(WHAT THIS TASK INVOLVES) Where a line of the data holds the word "quantity", copy that line.

(DATA UNDER STUDY)
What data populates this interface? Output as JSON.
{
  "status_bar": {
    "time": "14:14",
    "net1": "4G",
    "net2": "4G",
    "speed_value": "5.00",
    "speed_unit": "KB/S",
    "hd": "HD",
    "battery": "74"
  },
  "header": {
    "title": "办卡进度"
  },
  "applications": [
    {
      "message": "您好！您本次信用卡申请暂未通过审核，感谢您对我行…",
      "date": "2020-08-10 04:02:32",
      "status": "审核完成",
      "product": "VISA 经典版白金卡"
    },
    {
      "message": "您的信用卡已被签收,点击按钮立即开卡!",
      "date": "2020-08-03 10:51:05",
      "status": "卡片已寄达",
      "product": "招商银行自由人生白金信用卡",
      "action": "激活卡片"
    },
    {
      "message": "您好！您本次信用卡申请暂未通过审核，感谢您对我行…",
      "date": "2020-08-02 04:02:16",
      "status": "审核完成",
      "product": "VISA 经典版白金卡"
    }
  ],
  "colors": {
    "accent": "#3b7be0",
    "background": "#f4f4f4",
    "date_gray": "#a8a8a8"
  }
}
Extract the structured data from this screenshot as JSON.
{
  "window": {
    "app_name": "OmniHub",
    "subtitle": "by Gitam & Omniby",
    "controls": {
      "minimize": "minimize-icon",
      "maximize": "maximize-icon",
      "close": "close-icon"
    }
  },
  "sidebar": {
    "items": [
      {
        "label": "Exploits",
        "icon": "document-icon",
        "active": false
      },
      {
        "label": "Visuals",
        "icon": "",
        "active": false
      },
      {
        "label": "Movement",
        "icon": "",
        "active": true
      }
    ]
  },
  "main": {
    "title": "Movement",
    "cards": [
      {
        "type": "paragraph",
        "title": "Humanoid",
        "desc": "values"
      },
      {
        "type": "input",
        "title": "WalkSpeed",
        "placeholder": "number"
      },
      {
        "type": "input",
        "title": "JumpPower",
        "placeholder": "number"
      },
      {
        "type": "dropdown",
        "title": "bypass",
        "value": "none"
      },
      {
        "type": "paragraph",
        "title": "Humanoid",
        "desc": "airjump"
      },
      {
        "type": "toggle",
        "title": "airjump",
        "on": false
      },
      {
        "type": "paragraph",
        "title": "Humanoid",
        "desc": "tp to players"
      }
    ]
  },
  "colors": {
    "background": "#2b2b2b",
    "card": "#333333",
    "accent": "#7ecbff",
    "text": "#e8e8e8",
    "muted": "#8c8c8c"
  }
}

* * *

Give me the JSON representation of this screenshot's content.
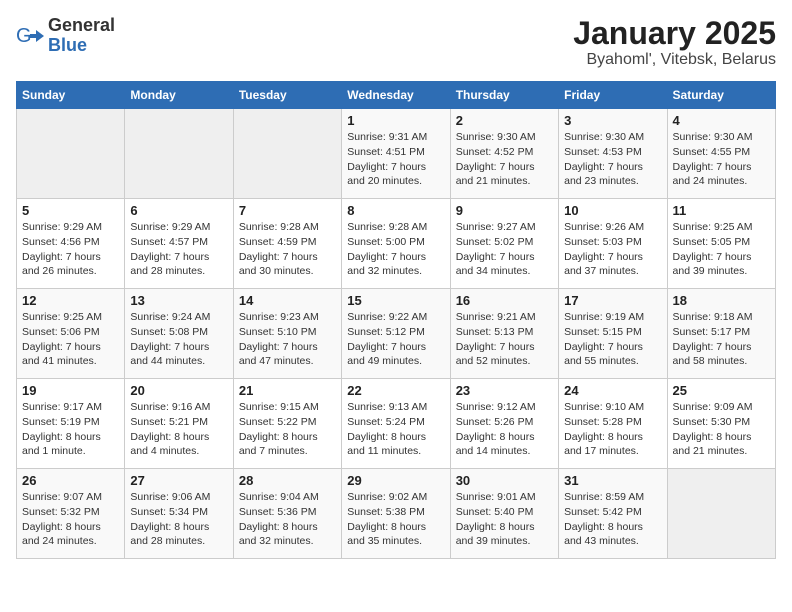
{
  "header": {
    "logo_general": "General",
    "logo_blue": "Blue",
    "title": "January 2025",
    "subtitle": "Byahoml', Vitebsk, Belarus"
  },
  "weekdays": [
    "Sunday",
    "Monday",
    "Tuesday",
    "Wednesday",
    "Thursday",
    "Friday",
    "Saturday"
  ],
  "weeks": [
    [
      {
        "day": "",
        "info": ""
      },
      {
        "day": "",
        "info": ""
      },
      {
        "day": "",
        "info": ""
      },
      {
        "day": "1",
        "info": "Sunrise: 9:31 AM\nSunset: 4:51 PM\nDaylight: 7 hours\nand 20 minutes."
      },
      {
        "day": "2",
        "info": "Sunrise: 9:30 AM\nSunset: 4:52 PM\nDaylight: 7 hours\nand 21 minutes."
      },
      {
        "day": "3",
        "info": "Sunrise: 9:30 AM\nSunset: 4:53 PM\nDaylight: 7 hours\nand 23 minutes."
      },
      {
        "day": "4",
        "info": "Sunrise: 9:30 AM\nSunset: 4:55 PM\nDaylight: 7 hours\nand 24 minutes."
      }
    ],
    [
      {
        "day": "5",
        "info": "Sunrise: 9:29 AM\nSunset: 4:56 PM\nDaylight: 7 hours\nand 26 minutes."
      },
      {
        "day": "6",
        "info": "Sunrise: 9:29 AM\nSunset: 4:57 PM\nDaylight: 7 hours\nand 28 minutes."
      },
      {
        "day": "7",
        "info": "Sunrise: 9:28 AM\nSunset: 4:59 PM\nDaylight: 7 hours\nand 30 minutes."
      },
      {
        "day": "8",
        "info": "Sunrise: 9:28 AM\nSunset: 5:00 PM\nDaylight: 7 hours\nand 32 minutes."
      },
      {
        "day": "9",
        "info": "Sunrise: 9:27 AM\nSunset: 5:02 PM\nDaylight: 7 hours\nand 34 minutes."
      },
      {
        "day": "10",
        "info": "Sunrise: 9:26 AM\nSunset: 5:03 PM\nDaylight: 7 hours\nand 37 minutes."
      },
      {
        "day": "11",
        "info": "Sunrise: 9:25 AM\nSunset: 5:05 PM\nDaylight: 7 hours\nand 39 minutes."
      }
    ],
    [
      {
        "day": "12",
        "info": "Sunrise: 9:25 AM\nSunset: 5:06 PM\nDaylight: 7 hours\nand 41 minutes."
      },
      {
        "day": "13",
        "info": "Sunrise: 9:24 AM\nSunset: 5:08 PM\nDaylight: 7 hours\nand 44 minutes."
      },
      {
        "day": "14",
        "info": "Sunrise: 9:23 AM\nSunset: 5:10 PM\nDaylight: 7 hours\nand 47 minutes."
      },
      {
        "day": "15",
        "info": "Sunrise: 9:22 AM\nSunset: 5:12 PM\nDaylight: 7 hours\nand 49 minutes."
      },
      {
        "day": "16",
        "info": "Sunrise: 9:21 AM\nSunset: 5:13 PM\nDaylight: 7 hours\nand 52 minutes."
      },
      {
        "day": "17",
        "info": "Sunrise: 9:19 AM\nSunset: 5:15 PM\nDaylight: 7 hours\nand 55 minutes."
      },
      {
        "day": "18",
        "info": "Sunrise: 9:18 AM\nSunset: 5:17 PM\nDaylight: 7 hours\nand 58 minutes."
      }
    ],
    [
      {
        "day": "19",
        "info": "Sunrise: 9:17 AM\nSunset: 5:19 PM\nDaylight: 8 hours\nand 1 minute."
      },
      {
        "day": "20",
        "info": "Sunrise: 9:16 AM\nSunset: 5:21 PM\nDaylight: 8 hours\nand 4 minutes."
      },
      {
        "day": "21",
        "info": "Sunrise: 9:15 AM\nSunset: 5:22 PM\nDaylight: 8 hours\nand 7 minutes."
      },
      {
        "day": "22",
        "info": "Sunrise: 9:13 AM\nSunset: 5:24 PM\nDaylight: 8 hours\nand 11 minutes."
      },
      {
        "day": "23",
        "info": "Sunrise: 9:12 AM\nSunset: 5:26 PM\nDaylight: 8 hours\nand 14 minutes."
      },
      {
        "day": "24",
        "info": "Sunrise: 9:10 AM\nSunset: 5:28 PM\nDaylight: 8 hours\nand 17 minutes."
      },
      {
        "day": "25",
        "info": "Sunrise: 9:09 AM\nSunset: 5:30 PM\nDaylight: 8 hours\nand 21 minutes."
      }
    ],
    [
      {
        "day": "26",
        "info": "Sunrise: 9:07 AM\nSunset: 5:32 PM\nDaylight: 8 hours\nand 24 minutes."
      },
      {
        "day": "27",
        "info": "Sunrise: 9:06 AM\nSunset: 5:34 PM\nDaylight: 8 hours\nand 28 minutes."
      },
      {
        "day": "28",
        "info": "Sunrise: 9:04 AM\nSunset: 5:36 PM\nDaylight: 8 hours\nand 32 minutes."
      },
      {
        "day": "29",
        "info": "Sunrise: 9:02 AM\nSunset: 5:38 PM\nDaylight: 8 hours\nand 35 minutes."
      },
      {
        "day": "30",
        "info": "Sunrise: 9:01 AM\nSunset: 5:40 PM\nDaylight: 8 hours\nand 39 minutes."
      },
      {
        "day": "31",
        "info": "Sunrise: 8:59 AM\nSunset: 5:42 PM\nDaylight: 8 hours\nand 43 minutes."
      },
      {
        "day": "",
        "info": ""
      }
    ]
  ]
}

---

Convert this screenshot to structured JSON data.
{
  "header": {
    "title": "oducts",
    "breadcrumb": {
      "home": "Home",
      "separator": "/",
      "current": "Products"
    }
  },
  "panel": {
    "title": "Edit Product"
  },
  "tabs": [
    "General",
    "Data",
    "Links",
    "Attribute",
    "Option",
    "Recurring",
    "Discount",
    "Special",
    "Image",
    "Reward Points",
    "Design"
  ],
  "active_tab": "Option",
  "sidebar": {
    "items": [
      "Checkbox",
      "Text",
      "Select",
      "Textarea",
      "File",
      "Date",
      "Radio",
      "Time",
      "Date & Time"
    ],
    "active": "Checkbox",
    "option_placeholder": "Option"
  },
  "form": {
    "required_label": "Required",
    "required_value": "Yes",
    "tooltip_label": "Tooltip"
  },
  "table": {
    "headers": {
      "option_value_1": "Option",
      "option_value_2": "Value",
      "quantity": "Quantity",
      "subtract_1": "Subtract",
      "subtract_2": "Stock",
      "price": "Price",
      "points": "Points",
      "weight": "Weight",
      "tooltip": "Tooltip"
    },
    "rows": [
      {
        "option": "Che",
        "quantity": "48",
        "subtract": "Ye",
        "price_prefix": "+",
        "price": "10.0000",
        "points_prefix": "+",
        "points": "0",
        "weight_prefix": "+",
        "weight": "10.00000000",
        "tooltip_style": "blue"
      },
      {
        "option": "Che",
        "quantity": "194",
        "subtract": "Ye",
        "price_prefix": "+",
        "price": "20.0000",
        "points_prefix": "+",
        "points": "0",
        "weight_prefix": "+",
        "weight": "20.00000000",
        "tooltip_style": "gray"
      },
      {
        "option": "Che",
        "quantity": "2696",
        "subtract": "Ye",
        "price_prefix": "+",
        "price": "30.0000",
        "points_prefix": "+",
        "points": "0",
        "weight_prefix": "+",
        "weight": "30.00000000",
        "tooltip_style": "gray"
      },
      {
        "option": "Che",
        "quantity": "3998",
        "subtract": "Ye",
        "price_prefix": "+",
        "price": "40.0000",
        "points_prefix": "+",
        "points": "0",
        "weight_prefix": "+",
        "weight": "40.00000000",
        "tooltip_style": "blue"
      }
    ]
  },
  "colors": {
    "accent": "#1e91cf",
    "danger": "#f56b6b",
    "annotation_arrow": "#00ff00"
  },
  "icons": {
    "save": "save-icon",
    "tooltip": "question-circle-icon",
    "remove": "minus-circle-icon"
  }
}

(COMPLETED TASK)
      "quantity": "Quantity",
        "quantity": "48",
        "quantity": "194",
        "quantity": "2696",
        "quantity": "3998",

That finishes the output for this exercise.